Write out, exactly and in full, the records given below, but not their pictures.

## [INFORMATION GIVEN]

········

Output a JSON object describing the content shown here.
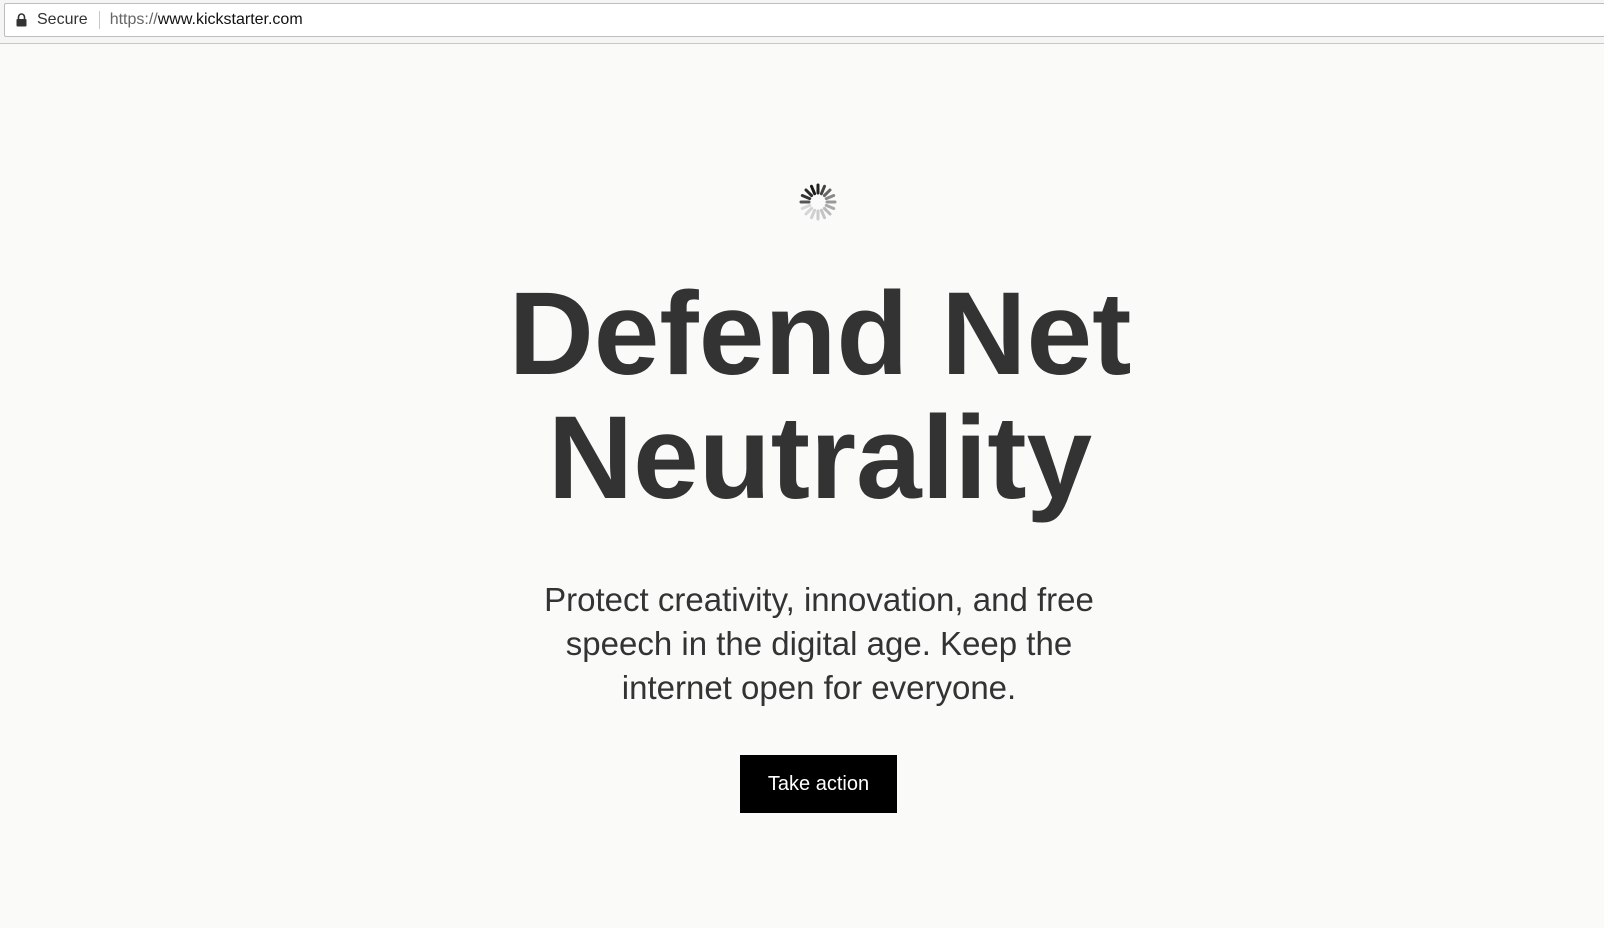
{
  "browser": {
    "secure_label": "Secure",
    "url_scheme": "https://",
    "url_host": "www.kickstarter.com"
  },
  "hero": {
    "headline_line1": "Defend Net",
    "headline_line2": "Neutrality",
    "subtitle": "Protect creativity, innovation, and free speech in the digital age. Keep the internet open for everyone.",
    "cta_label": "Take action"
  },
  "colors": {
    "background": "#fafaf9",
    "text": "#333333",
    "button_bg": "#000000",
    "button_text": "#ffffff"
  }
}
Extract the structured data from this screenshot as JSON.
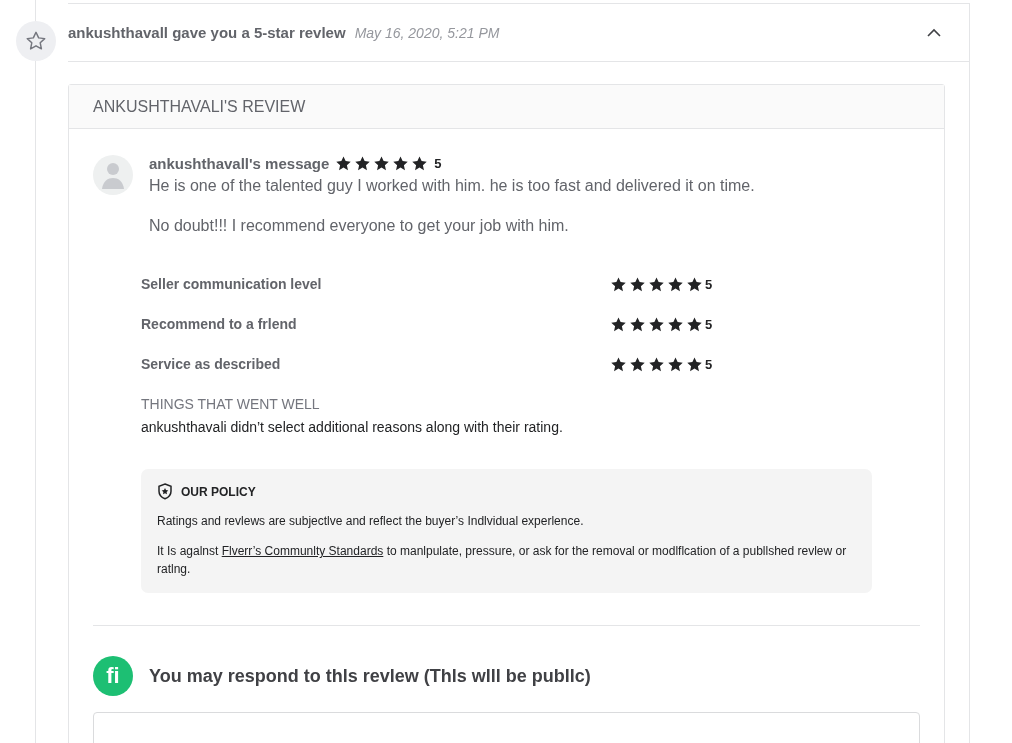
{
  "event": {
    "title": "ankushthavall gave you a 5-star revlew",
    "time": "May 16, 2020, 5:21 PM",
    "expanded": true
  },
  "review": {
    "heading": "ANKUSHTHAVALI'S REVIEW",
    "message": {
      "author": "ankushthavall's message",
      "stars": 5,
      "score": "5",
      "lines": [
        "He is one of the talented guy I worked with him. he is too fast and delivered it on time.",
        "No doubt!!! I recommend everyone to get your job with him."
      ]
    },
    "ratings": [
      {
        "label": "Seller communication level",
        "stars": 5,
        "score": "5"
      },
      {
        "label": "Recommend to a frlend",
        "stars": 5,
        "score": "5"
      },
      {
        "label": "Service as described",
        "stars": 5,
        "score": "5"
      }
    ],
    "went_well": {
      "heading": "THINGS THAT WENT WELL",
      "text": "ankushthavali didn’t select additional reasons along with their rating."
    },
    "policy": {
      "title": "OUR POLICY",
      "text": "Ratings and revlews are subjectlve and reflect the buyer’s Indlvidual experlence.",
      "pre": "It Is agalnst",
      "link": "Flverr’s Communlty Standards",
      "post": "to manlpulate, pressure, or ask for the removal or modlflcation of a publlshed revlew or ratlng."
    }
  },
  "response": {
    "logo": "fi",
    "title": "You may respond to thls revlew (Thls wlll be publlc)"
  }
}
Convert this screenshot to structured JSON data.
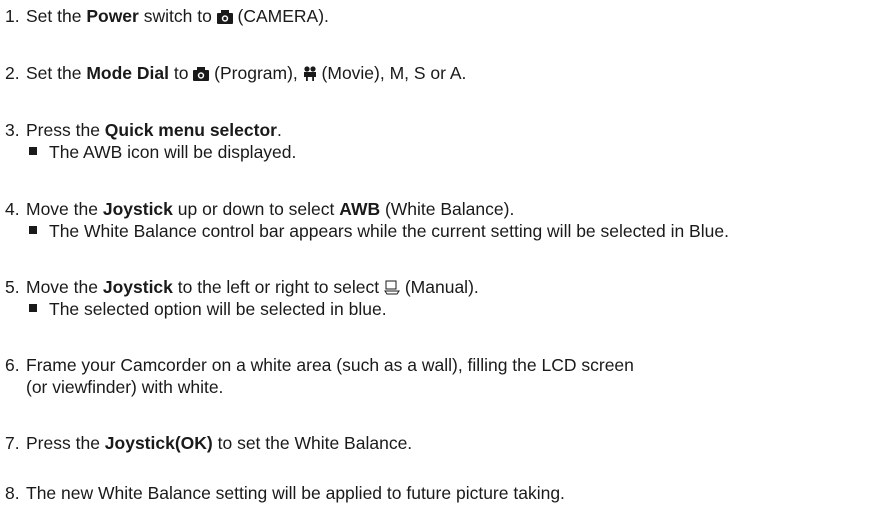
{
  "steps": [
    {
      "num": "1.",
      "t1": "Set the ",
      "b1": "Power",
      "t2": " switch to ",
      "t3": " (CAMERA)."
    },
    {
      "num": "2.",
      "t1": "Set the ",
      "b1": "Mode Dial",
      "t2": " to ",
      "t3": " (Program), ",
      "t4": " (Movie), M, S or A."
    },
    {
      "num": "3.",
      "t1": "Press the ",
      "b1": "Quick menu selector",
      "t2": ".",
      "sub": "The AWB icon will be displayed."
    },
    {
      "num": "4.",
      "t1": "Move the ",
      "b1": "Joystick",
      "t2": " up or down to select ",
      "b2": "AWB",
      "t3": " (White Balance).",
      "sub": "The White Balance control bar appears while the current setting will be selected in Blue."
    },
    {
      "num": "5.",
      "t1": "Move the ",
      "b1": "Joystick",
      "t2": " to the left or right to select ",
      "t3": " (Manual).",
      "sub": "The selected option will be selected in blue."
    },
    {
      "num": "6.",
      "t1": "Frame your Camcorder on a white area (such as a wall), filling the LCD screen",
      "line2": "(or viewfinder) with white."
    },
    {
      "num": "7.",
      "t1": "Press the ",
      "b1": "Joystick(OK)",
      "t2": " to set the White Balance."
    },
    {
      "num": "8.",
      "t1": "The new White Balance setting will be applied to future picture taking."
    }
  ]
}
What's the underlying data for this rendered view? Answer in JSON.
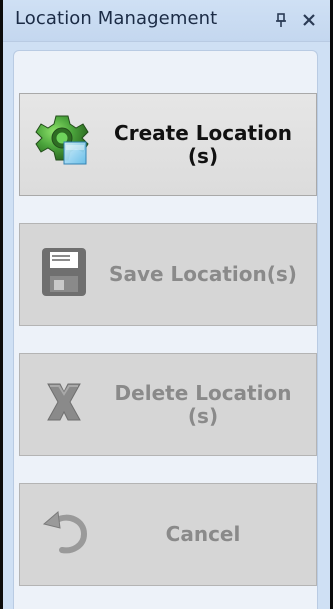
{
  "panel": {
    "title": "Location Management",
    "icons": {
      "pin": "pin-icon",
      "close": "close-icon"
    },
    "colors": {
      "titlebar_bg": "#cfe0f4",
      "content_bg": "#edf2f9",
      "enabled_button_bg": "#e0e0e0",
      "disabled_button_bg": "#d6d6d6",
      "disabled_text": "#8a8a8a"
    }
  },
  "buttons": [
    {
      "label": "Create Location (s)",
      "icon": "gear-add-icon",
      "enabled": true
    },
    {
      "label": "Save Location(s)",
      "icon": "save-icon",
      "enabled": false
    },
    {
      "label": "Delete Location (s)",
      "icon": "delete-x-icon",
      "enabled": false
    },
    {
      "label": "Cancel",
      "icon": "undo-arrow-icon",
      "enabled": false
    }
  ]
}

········

## [REPLY]
Output a JSON object describing the content shown here.
{
  "browser": {
    "secure_label": "Secure",
    "url_scheme": "https://",
    "url_host": "www.kickstarter.com"
  },
  "hero": {
    "headline_line1": "Defend Net",
    "headline_line2": "Neutrality",
    "subtitle": "Protect creativity, innovation, and free speech in the digital age. Keep the internet open for everyone.",
    "cta_label": "Take action"
  },
  "colors": {
    "background": "#fafaf9",
    "text": "#333333",
    "button_bg": "#000000",
    "button_text": "#ffffff"
  }
}
Extract the structured data from this screenshot as JSON.
{
  "event": {
    "title": "ankushthavall gave you a 5-star revlew",
    "time": "May 16, 2020, 5:21 PM",
    "expanded": true
  },
  "review": {
    "heading": "ANKUSHTHAVALI'S REVIEW",
    "message": {
      "author": "ankushthavall's message",
      "stars": 5,
      "score": "5",
      "lines": [
        "He is one of the talented guy I worked with him. he is too fast and delivered it on time.",
        "No doubt!!! I recommend everyone to get your job with him."
      ]
    },
    "ratings": [
      {
        "label": "Seller communication level",
        "stars": 5,
        "score": "5"
      },
      {
        "label": "Recommend to a frlend",
        "stars": 5,
        "score": "5"
      },
      {
        "label": "Service as described",
        "stars": 5,
        "score": "5"
      }
    ],
    "went_well": {
      "heading": "THINGS THAT WENT WELL",
      "text": "ankushthavali didn’t select additional reasons along with their rating."
    },
    "policy": {
      "title": "OUR POLICY",
      "text": "Ratings and revlews are subjectlve and reflect the buyer’s Indlvidual experlence.",
      "pre": "It Is agalnst",
      "link": "Flverr’s Communlty Standards",
      "post": "to manlpulate, pressure, or ask for the removal or modlflcation of a publlshed revlew or ratlng."
    }
  },
  "response": {
    "logo": "fi",
    "title": "You may respond to thls revlew (Thls wlll be publlc)"
  }
}
Convert this screenshot to structured JSON data.
{
  "steps": [
    {
      "num": "1.",
      "t1": "Set the ",
      "b1": "Power",
      "t2": " switch to ",
      "t3": " (CAMERA)."
    },
    {
      "num": "2.",
      "t1": "Set the ",
      "b1": "Mode Dial",
      "t2": " to ",
      "t3": " (Program), ",
      "t4": " (Movie), M, S or A."
    },
    {
      "num": "3.",
      "t1": "Press the ",
      "b1": "Quick menu selector",
      "t2": ".",
      "sub": "The AWB icon will be displayed."
    },
    {
      "num": "4.",
      "t1": "Move the ",
      "b1": "Joystick",
      "t2": " up or down to select ",
      "b2": "AWB",
      "t3": " (White Balance).",
      "sub": "The White Balance control bar appears while the current setting will be selected in Blue."
    },
    {
      "num": "5.",
      "t1": "Move the ",
      "b1": "Joystick",
      "t2": " to the left or right to select ",
      "t3": " (Manual).",
      "sub": "The selected option will be selected in blue."
    },
    {
      "num": "6.",
      "t1": "Frame your Camcorder on a white area (such as a wall), filling the LCD screen",
      "line2": "(or viewfinder) with white."
    },
    {
      "num": "7.",
      "t1": "Press the ",
      "b1": "Joystick(OK)",
      "t2": " to set the White Balance."
    },
    {
      "num": "8.",
      "t1": "The new White Balance setting will be applied to future picture taking."
    }
  ]
}
What's the underlying data for this rendered view? Answer in JSON.
{
  "panel": {
    "title": "Location Management",
    "icons": {
      "pin": "pin-icon",
      "close": "close-icon"
    },
    "colors": {
      "titlebar_bg": "#cfe0f4",
      "content_bg": "#edf2f9",
      "enabled_button_bg": "#e0e0e0",
      "disabled_button_bg": "#d6d6d6",
      "disabled_text": "#8a8a8a"
    }
  },
  "buttons": [
    {
      "label": "Create Location (s)",
      "icon": "gear-add-icon",
      "enabled": true
    },
    {
      "label": "Save Location(s)",
      "icon": "save-icon",
      "enabled": false
    },
    {
      "label": "Delete Location (s)",
      "icon": "delete-x-icon",
      "enabled": false
    },
    {
      "label": "Cancel",
      "icon": "undo-arrow-icon",
      "enabled": false
    }
  ]
}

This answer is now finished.